BACKGROUND: Acute stroke from intracranial internal carotid artery (ICA) occlusion can occasionally resemble angiographic cervical ICA dissection which may cause delays in endovascular acute ischemic stroke treatment. OBJECTIVE: To determine the angiographic characteristics of the phenomenon of "pseudodissection" and its clinical implications in acute ischemic stroke endovascular treatment. MATERIAL AND METHODS: Retrospective analysis of angiographic and clinical data from 31 patients with ischemic acute stroke secondary to intracranial ICA occlusion, treated with endovascular therapy at two University-affiliated institutions, was performed. Pseudodissection was defined as angiographic appearance of typical cervical ICA dissection with evidence of normal inner vascular wall upon further catheter exploration. RESULTS: Angiographic appearance pseudodissection was identified in 7 out of 31 patients (22.6%). Six patients had guide catheters placed proximal to pseudodissection in anticipation of stent placement for treatment of ICA dissection. All 7 patients had further exploration of the presumed dissected segment (6 microcatheter, 1 diagnostic catheter) which demonstrated normal vascular inner wall.

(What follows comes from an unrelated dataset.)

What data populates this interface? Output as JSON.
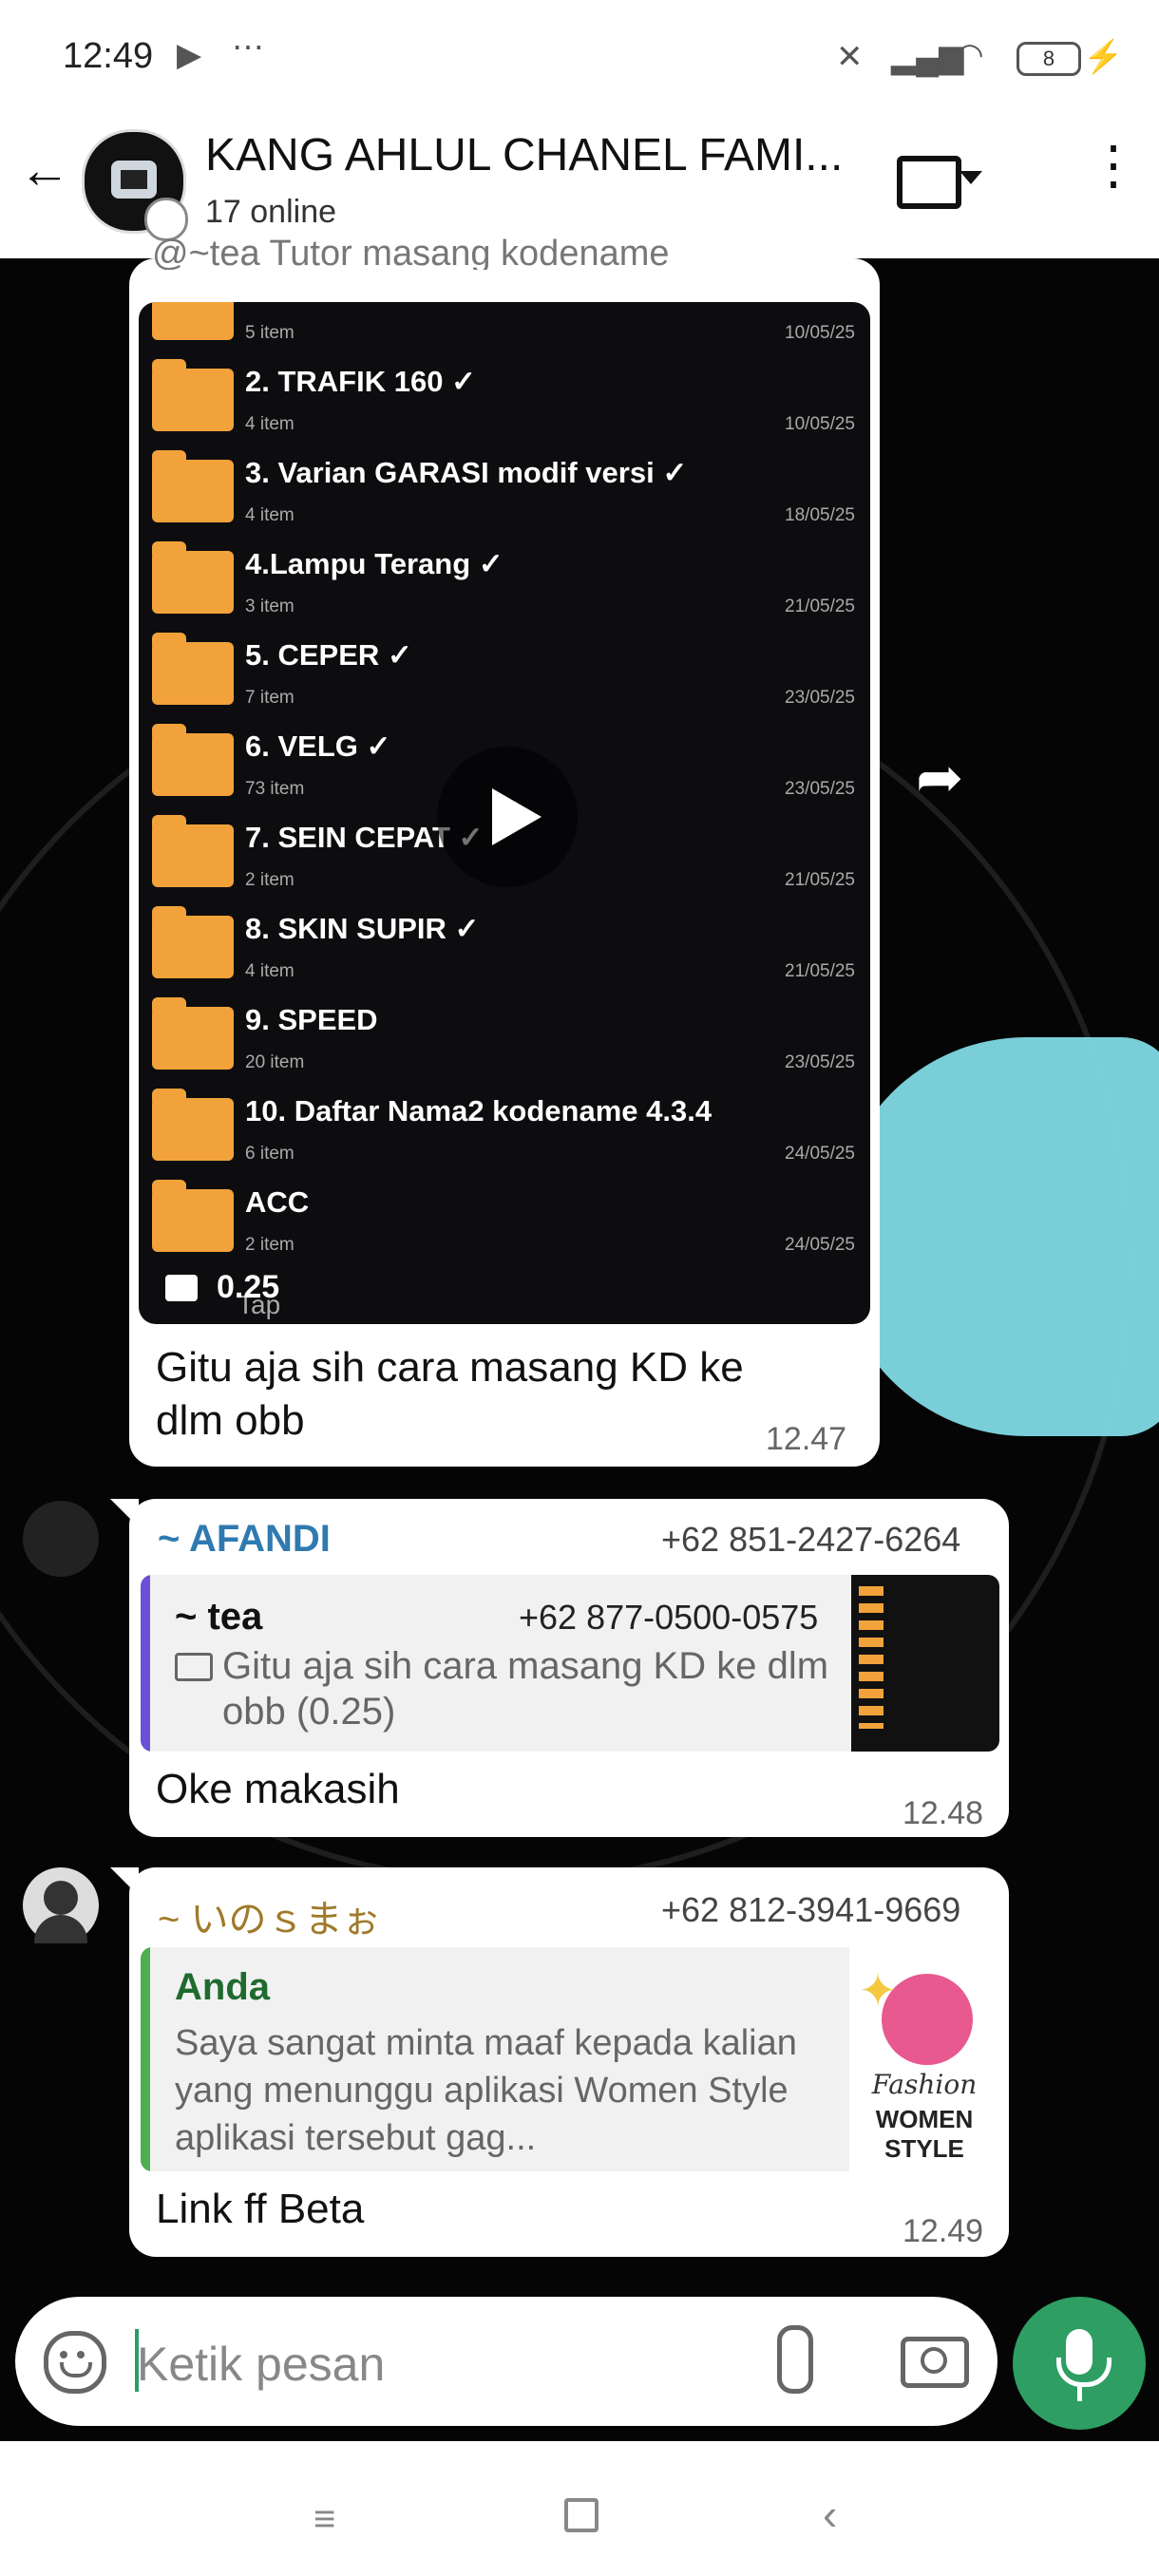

The clot was located more commonly in the petro-cavernous segment in the pseudodissection patients (5/7, 71%). Carotid terminus clot was more common in ICA occlusion patients than pseudodissection patients (18/24, 75% vs. 2/7, 29% respectively, P < 0001). Recanalization was less common in pseudodissection patients compared to ICA occlusion patients (3/7 and 21/24 respectively, P = .029). CONCLUSION: Early recognition of pseudodissection in the ICA is important in the setting of acute ischemic stroke to avoid delay in treatment of intracranial ICA occlusion.
- Acute stroke
- Carotid artery dissection